**Work request**
Please return all the records exactly, with nothing left out.

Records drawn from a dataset
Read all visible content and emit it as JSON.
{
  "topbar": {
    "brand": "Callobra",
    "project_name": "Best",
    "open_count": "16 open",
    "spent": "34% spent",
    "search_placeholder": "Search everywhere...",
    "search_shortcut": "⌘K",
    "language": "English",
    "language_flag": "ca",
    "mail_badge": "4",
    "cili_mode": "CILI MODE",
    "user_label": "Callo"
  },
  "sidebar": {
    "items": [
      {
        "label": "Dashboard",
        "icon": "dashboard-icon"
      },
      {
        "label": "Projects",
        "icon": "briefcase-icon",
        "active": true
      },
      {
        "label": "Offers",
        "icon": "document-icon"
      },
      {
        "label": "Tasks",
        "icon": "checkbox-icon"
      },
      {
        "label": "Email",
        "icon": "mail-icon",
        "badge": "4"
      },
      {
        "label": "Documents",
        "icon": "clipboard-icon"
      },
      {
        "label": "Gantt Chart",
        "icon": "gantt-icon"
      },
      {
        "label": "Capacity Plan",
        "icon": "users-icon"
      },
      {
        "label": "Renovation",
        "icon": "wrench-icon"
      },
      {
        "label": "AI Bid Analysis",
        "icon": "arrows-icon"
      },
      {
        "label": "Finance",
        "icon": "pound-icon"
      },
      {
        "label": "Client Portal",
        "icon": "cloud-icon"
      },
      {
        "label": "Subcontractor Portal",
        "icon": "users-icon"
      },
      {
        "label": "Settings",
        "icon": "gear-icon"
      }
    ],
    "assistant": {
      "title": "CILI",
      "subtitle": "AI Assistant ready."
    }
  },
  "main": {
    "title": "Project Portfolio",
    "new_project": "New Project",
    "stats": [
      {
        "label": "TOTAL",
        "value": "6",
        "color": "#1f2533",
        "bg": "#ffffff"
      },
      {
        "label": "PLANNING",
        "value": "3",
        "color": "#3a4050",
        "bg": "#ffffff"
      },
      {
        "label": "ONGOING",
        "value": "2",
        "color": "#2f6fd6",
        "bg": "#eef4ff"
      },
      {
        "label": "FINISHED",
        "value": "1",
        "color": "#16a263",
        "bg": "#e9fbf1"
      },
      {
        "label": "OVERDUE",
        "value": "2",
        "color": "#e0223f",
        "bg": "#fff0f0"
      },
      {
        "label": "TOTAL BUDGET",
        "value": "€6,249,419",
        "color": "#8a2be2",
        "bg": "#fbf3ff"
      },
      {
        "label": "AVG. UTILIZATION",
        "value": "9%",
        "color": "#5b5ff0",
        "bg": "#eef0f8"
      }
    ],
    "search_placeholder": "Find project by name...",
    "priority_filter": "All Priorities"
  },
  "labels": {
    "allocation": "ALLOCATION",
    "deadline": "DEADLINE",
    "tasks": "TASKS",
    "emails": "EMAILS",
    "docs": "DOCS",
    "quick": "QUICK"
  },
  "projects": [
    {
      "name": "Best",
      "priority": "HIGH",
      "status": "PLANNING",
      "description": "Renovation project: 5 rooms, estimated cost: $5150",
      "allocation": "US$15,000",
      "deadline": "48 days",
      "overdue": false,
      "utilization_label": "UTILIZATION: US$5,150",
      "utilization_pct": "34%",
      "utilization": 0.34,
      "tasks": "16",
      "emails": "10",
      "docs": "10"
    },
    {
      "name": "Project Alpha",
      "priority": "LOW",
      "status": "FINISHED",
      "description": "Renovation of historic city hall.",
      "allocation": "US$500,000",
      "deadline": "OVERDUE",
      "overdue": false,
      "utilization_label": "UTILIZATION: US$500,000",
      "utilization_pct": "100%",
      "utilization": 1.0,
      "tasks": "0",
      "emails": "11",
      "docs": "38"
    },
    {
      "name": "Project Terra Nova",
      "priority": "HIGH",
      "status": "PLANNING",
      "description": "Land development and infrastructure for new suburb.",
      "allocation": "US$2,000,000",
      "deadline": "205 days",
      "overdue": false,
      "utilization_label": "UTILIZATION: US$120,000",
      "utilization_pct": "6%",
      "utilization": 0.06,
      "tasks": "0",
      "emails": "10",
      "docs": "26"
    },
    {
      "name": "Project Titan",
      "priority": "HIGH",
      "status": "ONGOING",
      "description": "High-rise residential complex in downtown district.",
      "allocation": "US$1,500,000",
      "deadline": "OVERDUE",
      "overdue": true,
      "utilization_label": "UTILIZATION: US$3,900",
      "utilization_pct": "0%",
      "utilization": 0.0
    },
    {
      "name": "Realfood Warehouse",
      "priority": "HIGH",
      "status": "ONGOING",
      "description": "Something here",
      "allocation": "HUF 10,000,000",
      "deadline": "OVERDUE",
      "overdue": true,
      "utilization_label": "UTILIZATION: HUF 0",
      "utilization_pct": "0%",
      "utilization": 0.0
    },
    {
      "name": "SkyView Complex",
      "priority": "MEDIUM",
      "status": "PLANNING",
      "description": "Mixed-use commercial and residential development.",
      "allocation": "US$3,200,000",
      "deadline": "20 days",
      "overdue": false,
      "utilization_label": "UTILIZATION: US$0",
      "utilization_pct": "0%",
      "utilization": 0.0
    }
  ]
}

**Task response**
Read all visible content and emit it as JSON.
{
  "topbar": {
    "brand": "Callobra",
    "project_name": "Best",
    "open_count": "16 open",
    "spent": "34% spent",
    "search_placeholder": "Search everywhere...",
    "search_shortcut": "⌘K",
    "language": "English",
    "language_flag": "ca",
    "mail_badge": "4",
    "cili_mode": "CILI MODE",
    "user_label": "Callo"
  },
  "sidebar": {
    "items": [
      {
        "label": "Dashboard",
        "icon": "dashboard-icon"
      },
      {
        "label": "Projects",
        "icon": "briefcase-icon",
        "active": true
      },
      {
        "label": "Offers",
        "icon": "document-icon"
      },
      {
        "label": "Tasks",
        "icon": "checkbox-icon"
      },
      {
        "label": "Email",
        "icon": "mail-icon",
        "badge": "4"
      },
      {
        "label": "Documents",
        "icon": "clipboard-icon"
      },
      {
        "label": "Gantt Chart",
        "icon": "gantt-icon"
      },
      {
        "label": "Capacity Plan",
        "icon": "users-icon"
      },
      {
        "label": "Renovation",
        "icon": "wrench-icon"
      },
      {
        "label": "AI Bid Analysis",
        "icon": "arrows-icon"
      },
      {
        "label": "Finance",
        "icon": "pound-icon"
      },
      {
        "label": "Client Portal",
        "icon": "cloud-icon"
      },
      {
        "label": "Subcontractor Portal",
        "icon": "users-icon"
      },
      {
        "label": "Settings",
        "icon": "gear-icon"
      }
    ],
    "assistant": {
      "title": "CILI",
      "subtitle": "AI Assistant ready."
    }
  },
  "main": {
    "title": "Project Portfolio",
    "new_project": "New Project",
    "stats": [
      {
        "label": "TOTAL",
        "value": "6",
        "color": "#1f2533",
        "bg": "#ffffff"
      },
      {
        "label": "PLANNING",
        "value": "3",
        "color": "#3a4050",
        "bg": "#ffffff"
      },
      {
        "label": "ONGOING",
        "value": "2",
        "color": "#2f6fd6",
        "bg": "#eef4ff"
      },
      {
        "label": "FINISHED",
        "value": "1",
        "color": "#16a263",
        "bg": "#e9fbf1"
      },
      {
        "label": "OVERDUE",
        "value": "2",
        "color": "#e0223f",
        "bg": "#fff0f0"
      },
      {
        "label": "TOTAL BUDGET",
        "value": "€6,249,419",
        "color": "#8a2be2",
        "bg": "#fbf3ff"
      },
      {
        "label": "AVG. UTILIZATION",
        "value": "9%",
        "color": "#5b5ff0",
        "bg": "#eef0f8"
      }
    ],
    "search_placeholder": "Find project by name...",
    "priority_filter": "All Priorities"
  },
  "labels": {
    "allocation": "ALLOCATION",
    "deadline": "DEADLINE",
    "tasks": "TASKS",
    "emails": "EMAILS",
    "docs": "DOCS",
    "quick": "QUICK"
  },
  "projects": [
    {
      "name": "Best",
      "priority": "HIGH",
      "status": "PLANNING",
      "description": "Renovation project: 5 rooms, estimated cost: $5150",
      "allocation": "US$15,000",
      "deadline": "48 days",
      "overdue": false,
      "utilization_label": "UTILIZATION: US$5,150",
      "utilization_pct": "34%",
      "utilization": 0.34,
      "tasks": "16",
      "emails": "10",
      "docs": "10"
    },
    {
      "name": "Project Alpha",
      "priority": "LOW",
      "status": "FINISHED",
      "description": "Renovation of historic city hall.",
      "allocation": "US$500,000",
      "deadline": "OVERDUE",
      "overdue": false,
      "utilization_label": "UTILIZATION: US$500,000",
      "utilization_pct": "100%",
      "utilization": 1.0,
      "tasks": "0",
      "emails": "11",
      "docs": "38"
    },
    {
      "name": "Project Terra Nova",
      "priority": "HIGH",
      "status": "PLANNING",
      "description": "Land development and infrastructure for new suburb.",
      "allocation": "US$2,000,000",
      "deadline": "205 days",
      "overdue": false,
      "utilization_label": "UTILIZATION: US$120,000",
      "utilization_pct": "6%",
      "utilization": 0.06,
      "tasks": "0",
      "emails": "10",
      "docs": "26"
    },
    {
      "name": "Project Titan",
      "priority": "HIGH",
      "status": "ONGOING",
      "description": "High-rise residential complex in downtown district.",
      "allocation": "US$1,500,000",
      "deadline": "OVERDUE",
      "overdue": true,
      "utilization_label": "UTILIZATION: US$3,900",
      "utilization_pct": "0%",
      "utilization": 0.0
    },
    {
      "name": "Realfood Warehouse",
      "priority": "HIGH",
      "status": "ONGOING",
      "description": "Something here",
      "allocation": "HUF 10,000,000",
      "deadline": "OVERDUE",
      "overdue": true,
      "utilization_label": "UTILIZATION: HUF 0",
      "utilization_pct": "0%",
      "utilization": 0.0
    },
    {
      "name": "SkyView Complex",
      "priority": "MEDIUM",
      "status": "PLANNING",
      "description": "Mixed-use commercial and residential development.",
      "allocation": "US$3,200,000",
      "deadline": "20 days",
      "overdue": false,
      "utilization_label": "UTILIZATION: US$0",
      "utilization_pct": "0%",
      "utilization": 0.0
    }
  ]
}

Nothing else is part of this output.